“What I find really interesting about afro hair is the texture, shape and colour,” says artist Selina Thompson whose installation and performance piece Dark and Lovely opens at East Street Arts’ Union 105 gallery in Chapeltown next week. “It is one of the most distinctive things about being black and I wanted to explore what that told us about being black.”

Originally from Birmingham, Thompson has been living in Beeston in Leeds for the past two years. “It was important to me that the project fit geographically within Chapeltown. For me what I associate Chapeltown with is hair – on the Chapeltown Road there are four of five black hair products shops and hairdressers – so since August I have camped out in hairdressers and barbers shops, making tea, learning how to weave hair and relax hair and talking to people.”
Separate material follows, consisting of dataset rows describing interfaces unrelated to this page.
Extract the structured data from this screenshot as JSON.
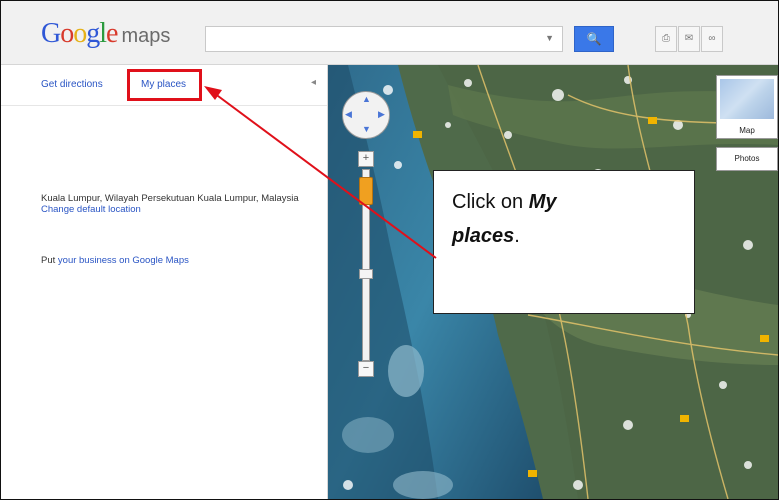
{
  "app": {
    "logo_google": "Google",
    "logo_maps": "maps"
  },
  "search": {
    "value": "",
    "dropdown_icon": "chevron-down-icon",
    "button_icon": "search-icon"
  },
  "toolbar": {
    "icons": [
      "print-icon",
      "mail-icon",
      "link-icon"
    ]
  },
  "sidebar": {
    "tabs": [
      {
        "label": "Get directions"
      },
      {
        "label": "My places"
      }
    ],
    "collapse_icon": "chevron-left-icon",
    "location": {
      "text": "Kuala Lumpur, Wilayah Persekutuan Kuala Lumpur, Malaysia",
      "change_link": "Change default location"
    },
    "business": {
      "prefix": "Put",
      "link": "your business on Google Maps"
    }
  },
  "map": {
    "zoom_plus": "+",
    "zoom_minus": "−",
    "map_type_label": "Map",
    "photos_label": "Photos"
  },
  "annotation": {
    "text_prefix": "Click on ",
    "emphasis_1": "My",
    "emphasis_2": "places",
    "suffix": ".",
    "box_color": "#e0101a"
  }
}
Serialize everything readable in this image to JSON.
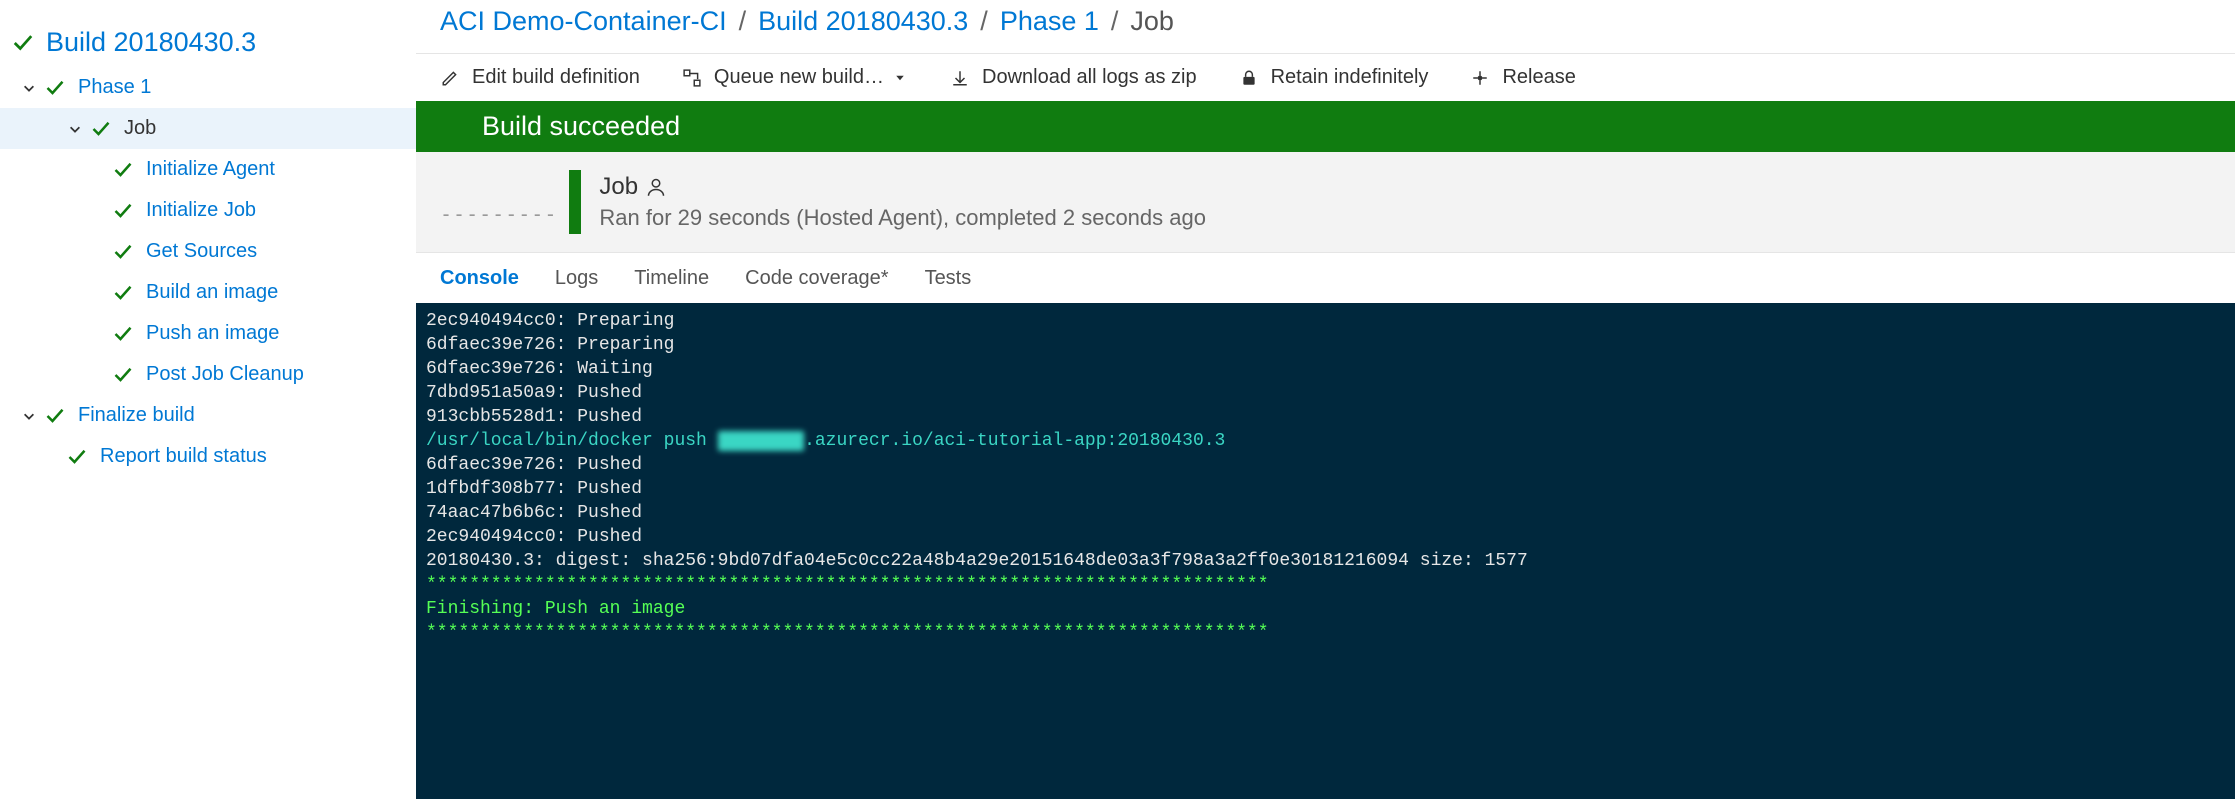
{
  "sidebar": {
    "build": "Build 20180430.3",
    "phase1": "Phase 1",
    "job": "Job",
    "steps": [
      "Initialize Agent",
      "Initialize Job",
      "Get Sources",
      "Build an image",
      "Push an image",
      "Post Job Cleanup"
    ],
    "finalize": "Finalize build",
    "report": "Report build status"
  },
  "breadcrumb": {
    "project": "ACI Demo-Container-CI",
    "build": "Build 20180430.3",
    "phase": "Phase 1",
    "job": "Job"
  },
  "toolbar": {
    "edit": "Edit build definition",
    "queue": "Queue new build…",
    "download": "Download all logs as zip",
    "retain": "Retain indefinitely",
    "release": "Release"
  },
  "banner": "Build succeeded",
  "jobHeader": {
    "dashes": "---------",
    "title": "Job",
    "subtitle": "Ran for 29 seconds (Hosted Agent), completed 2 seconds ago"
  },
  "tabs": {
    "console": "Console",
    "logs": "Logs",
    "timeline": "Timeline",
    "coverage": "Code coverage*",
    "tests": "Tests"
  },
  "console": {
    "l0": "2ec940494cc0: Preparing",
    "l1": "6dfaec39e726: Preparing",
    "l2": "6dfaec39e726: Waiting",
    "l3": "7dbd951a50a9: Pushed",
    "l4": "913cbb5528d1: Pushed",
    "push_cmd_pre": "/usr/local/bin/docker push ",
    "push_redact": "xxxxxxxx",
    "push_cmd_post": ".azurecr.io/aci-tutorial-app:20180430.3",
    "l6": "6dfaec39e726: Pushed",
    "l7": "1dfbdf308b77: Pushed",
    "l8": "74aac47b6b6c: Pushed",
    "l9": "2ec940494cc0: Pushed",
    "l10": "20180430.3: digest: sha256:9bd07dfa04e5c0cc22a48b4a29e20151648de03a3f798a3a2ff0e30181216094 size: 1577",
    "stars": "******************************************************************************",
    "finishing": "Finishing: Push an image"
  }
}
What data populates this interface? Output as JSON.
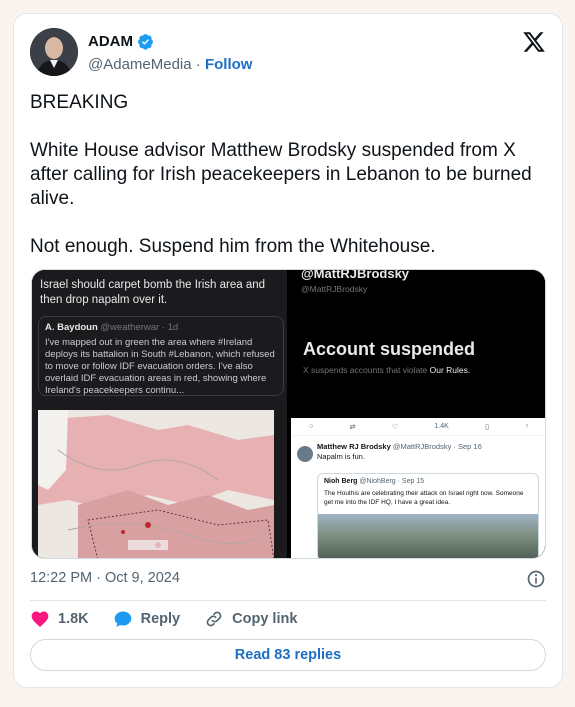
{
  "author": {
    "display_name": "ADAM",
    "handle": "@AdameMedia",
    "separator": "·",
    "follow_label": "Follow"
  },
  "tweet": {
    "paragraphs": [
      "BREAKING",
      "White House advisor Matthew Brodsky suspended from X after calling for Irish peacekeepers in Lebanon to be burned alive.",
      "Not enough. Suspend him from the Whitehouse."
    ],
    "timestamp": "12:22 PM · Oct 9, 2024"
  },
  "media": {
    "left": {
      "headline": "Israel should carpet bomb the Irish area and then drop napalm over it.",
      "quote_name": "A. Baydoun",
      "quote_handle": "@weatherwar · 1d",
      "quote_text": "I've mapped out in green the area where #Ireland deploys its battalion in South #Lebanon, which refused to move or follow IDF evacuation orders. I've also overlaid IDF evacuation areas in red, showing where Ireland's peacekeepers continu..."
    },
    "right": {
      "handle": "@MattRJBrodsky",
      "sub_handle": "@MattRJBrodsky",
      "title": "Account suspended",
      "desc_prefix": "X suspends accounts that violate ",
      "desc_link": "Our Rules.",
      "like_count": "1.4K",
      "post_name": "Matthew RJ Brodsky",
      "post_meta": "@MattRJBrodsky · Sep 16",
      "post_text": "Napalm is fun.",
      "quote_name": "Nioh Berg",
      "quote_meta": "@NiohBerg · Sep 15",
      "quote_text": "The Houthis are celebrating their attack on Israel right now. Someone get me into the IDF HQ, I have a great idea."
    }
  },
  "actions": {
    "like_count": "1.8K",
    "reply_label": "Reply",
    "copy_link_label": "Copy link",
    "read_replies_label": "Read 83 replies"
  },
  "colors": {
    "accent": "#1d6fc4",
    "like": "#f91880",
    "verified": "#1d9bf0",
    "page_bg": "#fbf3ee"
  }
}
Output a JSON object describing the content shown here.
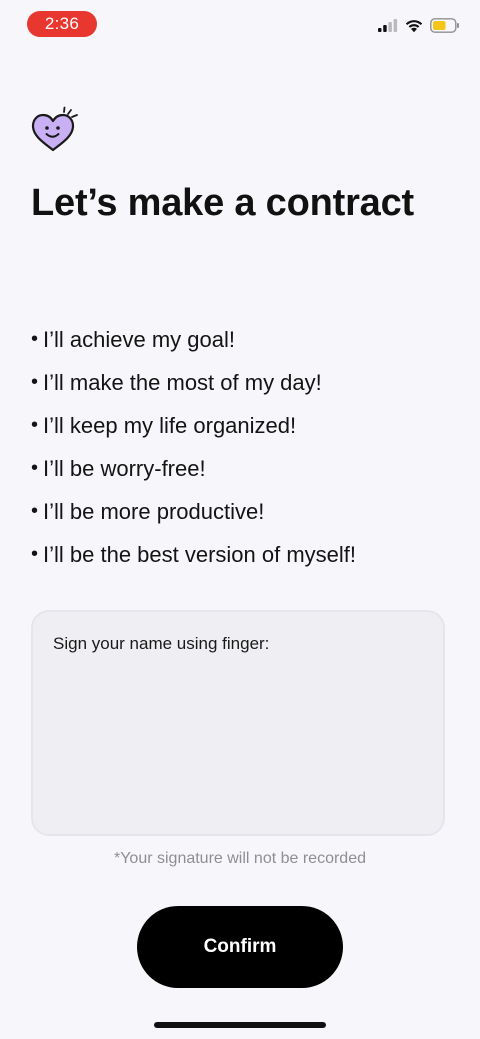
{
  "status_bar": {
    "time": "2:36",
    "time_pill_color": "#e8372f",
    "battery_color": "#f5c518",
    "icons": [
      "signal-icon",
      "wifi-icon",
      "battery-icon"
    ]
  },
  "header": {
    "icon": "heart-face-icon",
    "icon_color": "#c9b0f5",
    "title": "Let’s make a contract"
  },
  "promises": [
    "I’ll achieve my goal!",
    "I’ll make the most of my day!",
    "I’ll keep my life organized!",
    "I’ll be worry-free!",
    "I’ll be more productive!",
    "I’ll be the best version of myself!"
  ],
  "signature": {
    "prompt": "Sign your name using finger:",
    "note": "*Your signature will not be recorded"
  },
  "actions": {
    "confirm_label": "Confirm"
  }
}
Thompson also tapped into her own personal experiences, speaking to family and friends about their hair stories – and she made some interesting discoveries. “It was quite an emotional thing,” she says. “I really underestimated just how much time my mum spent on my hair and the braiding process. It would take her four hours to take the braids out, then the next day she would have to plait it back up. I had eight hours of undivided attention from my mum.” She heard similar stories from others she spoke to in Leeds. “One girl told me how three of her cousins would come round to put her braids in and I heard another story from a young boy in Chapeltown who has a huge afro and he goes round to his grandmother, who does his hair for him, every day. These are really beautiful stories – that undivided time with the family and the passing down of knowledge.” Dark and Lovely features an installation in which a giant hair ball or ‘tumble weave’, made from weaves and extensions, hides a barber’s chair in the centre of the gallery. Visitors are encouraged to touch it, while on the walls of the room are objects and mementoes from Thompson’s family home. Thompson will also give daily performances using recorded conversations, music, written text and the hair ball itself in which she explores the social and cultural debate surrounding afro hair and how it contributes to our understanding of black identity. “It is really important to look at beauty standards and the politics of identity and race,” she says. “An afro in the 60s and 70s was a political statement – there was this idea that black hair looked messy and wasn’t respectable. I want to look at how we can reimagine those connotations.” During the performance, the hair ball – which Thompson describes as “something a bit gross” – is transformed into a thing of beauty. “Flowers grow out of the hair and fruit comes out of it,” she explains. “With this piece, because it is so loaded and complicated, I think it is important to make a strong visual image so that people can project what they want onto it.”